With summer just around the corner, Lauren Webb, client executive at Kantar Worldpanel, suggests how the UK fresh produce retail market might perform in 2016 by taking a look back at fruit and veg category sales last summer
View the full presentation here.
As summer 2016 approaches – albeit slowly in terms of the weather and faster in terms of months – it’s interesting to look back at the summer of 2015 in order to start thinking about what we may see on the UK fresh produce retail market in the coming months.
Total produce market – Summer 2015
Spend £2.4bn (+2.9%)
Penetration 99.5% (+0%)
Frequency 23.7 trips (+3%)
Summer 2015 was a good one for the fresh produce industry, demonstrating a 2.9% growth in sales to £2.44 billion (worth an additional £69.1m) over the 12 weeks ended September 13, 2015.
This was predominantly driven by shoppers buying fresh fruit and vegetables more often (volume per buyer was up 1.5% to 52kg), and minor price inflation (price per kg rose 0.4% to £1.75).
Considering this strong performance, the next step is to look at the market from two perspectives; firstly, in terms of which products experienced an overtrade during the summer, compared with their share of value over the whole year; and secondly, which categories drove this growth.
Overperforming fruit and veg
If we look at the different produce types, and their share of value over the 52-week period ended March 27, 2016, versus the 12-week period ended September 13, 2016, certain categories see an overtrade.
Berries & currants
Unsurprisingly, these are: berries and currants, melons, stonefruit, lettuce and new potatoes, all of which are regarded as classic summer products. Lettuce and new potatoes continued their decline during this period, whilst stonefruit also struggled when we take cherries out of the equation.
On the other hand, berries and currants, cherries and melons all experienced growth; driven by increased penetration, frequency and price. Their strong growth contributed some £57m to the fresh produce market during the summer.
Berries and currants strongly overperformed versus total produce sales; seeing a summer increase of 14.2% and contributing an additional £41m to the market.
Cherries experienced tremendous growth of 24.7% or £15m over the summer, due to a good season and, interestingly, price inflation within the category.
Melons were up 2.3% or £1m, while the other stonefruit types struggled during summer 2015; seeing a decline of 2% or -£2.5m that was driven by price deflation, which affected nectarines and plums, in particular, due to loss of penetration and trip volume.
Category growth drivers
But, which fruits and vegetables actually drove the growth seen last summer?
Berries and cherries were key to this growth, of course.

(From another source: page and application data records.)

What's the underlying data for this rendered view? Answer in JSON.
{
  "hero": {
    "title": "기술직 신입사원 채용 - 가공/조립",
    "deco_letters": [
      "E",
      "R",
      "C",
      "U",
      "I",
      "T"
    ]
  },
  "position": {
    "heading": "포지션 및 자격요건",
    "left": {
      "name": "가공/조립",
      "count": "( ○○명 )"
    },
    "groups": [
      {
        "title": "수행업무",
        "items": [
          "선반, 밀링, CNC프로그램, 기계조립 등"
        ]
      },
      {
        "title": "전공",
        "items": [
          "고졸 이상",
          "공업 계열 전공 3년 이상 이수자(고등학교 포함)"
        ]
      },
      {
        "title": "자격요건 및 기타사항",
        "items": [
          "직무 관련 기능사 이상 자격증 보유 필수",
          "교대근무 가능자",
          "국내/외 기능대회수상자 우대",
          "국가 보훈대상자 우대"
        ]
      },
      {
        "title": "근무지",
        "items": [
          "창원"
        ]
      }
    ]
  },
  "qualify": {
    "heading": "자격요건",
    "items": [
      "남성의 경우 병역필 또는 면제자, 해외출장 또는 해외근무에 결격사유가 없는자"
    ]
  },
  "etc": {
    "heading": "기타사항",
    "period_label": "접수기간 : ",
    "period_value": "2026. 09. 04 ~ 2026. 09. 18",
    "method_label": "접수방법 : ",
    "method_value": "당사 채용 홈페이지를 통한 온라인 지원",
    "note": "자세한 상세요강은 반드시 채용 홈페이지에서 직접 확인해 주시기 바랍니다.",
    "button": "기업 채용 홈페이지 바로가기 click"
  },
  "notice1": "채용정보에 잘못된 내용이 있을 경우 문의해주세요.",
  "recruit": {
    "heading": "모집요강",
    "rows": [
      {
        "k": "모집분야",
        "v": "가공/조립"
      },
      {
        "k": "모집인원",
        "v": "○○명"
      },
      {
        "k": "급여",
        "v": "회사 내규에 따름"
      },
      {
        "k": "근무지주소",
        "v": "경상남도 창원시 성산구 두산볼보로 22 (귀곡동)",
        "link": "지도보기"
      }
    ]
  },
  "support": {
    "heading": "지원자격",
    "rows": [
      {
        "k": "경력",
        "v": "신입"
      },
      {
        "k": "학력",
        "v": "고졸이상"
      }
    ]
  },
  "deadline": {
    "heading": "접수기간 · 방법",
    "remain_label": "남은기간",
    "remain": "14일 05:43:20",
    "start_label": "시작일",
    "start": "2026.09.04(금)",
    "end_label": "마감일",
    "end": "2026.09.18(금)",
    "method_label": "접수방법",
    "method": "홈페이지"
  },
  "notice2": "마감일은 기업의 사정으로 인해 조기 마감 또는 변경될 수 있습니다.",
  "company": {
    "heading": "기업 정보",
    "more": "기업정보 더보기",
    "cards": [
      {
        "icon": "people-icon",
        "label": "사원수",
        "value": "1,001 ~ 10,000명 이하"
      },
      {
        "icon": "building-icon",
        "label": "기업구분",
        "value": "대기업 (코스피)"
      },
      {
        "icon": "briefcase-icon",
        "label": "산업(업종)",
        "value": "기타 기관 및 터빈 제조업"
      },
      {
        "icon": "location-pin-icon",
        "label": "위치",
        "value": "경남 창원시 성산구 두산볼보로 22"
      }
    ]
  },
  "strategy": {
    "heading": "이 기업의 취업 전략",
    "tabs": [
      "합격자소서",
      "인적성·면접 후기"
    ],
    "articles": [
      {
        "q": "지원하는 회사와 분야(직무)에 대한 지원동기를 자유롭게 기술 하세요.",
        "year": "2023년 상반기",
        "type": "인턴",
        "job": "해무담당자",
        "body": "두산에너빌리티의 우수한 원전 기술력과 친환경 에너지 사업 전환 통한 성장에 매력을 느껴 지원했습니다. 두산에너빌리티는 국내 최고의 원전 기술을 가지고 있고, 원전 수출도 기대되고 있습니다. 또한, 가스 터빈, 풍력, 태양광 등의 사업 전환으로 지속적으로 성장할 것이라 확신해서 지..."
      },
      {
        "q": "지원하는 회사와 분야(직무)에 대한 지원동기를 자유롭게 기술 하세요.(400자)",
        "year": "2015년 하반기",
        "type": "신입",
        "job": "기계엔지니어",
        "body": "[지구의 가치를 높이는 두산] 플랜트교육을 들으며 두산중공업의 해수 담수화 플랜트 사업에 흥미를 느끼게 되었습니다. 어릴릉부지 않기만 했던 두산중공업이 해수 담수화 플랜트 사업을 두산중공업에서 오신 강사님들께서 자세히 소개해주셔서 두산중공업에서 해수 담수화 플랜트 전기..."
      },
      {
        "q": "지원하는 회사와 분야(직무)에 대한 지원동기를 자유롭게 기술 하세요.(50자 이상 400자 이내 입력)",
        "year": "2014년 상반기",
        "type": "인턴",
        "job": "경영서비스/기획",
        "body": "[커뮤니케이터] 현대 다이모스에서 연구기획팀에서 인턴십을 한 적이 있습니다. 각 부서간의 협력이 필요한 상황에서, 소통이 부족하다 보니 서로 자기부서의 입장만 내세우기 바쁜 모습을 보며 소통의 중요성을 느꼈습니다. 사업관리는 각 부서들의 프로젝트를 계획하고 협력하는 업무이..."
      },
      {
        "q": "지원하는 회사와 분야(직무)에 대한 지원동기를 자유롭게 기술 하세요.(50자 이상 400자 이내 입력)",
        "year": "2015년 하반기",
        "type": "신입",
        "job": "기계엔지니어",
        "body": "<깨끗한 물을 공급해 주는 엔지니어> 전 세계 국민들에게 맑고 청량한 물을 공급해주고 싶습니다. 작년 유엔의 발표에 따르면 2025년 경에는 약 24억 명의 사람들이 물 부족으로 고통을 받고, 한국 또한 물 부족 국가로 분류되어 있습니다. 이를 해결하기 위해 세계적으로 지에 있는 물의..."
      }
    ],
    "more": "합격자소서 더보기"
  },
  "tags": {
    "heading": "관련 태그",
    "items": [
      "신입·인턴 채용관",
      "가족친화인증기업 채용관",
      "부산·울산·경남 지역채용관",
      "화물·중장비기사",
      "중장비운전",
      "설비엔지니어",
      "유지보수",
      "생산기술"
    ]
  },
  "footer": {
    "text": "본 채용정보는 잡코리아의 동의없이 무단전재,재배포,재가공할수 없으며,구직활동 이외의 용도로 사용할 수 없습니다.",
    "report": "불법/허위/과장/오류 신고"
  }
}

Although, interestingly, we have seen berries move to strong growth all year round (up 17.9% over the past year) due to greater availability of supply, while cherries have remained more of a seasonal product.
However, the three main product drivers of this growth were: sweet potatoes, mixed tables grapes and spinach, all of which experienced double-digit value growth, which was driven predominantly by attracting more shoppers to their individual markets.
Sweet potatoes rose 51.5% or £4.9m in value, mixed grapes by 50.9% or £6.4m, and spinach by 40% or £2.6m.
This is a theme that was prevalent for each of the three products throughout 2015 and into 2016, with sweet potatoes and spinach, in particular, taking full advantage of their ‘on-trend’ status.
So, the question remains – where will we see growth during summer 2016? Well, there isn’t long to wait…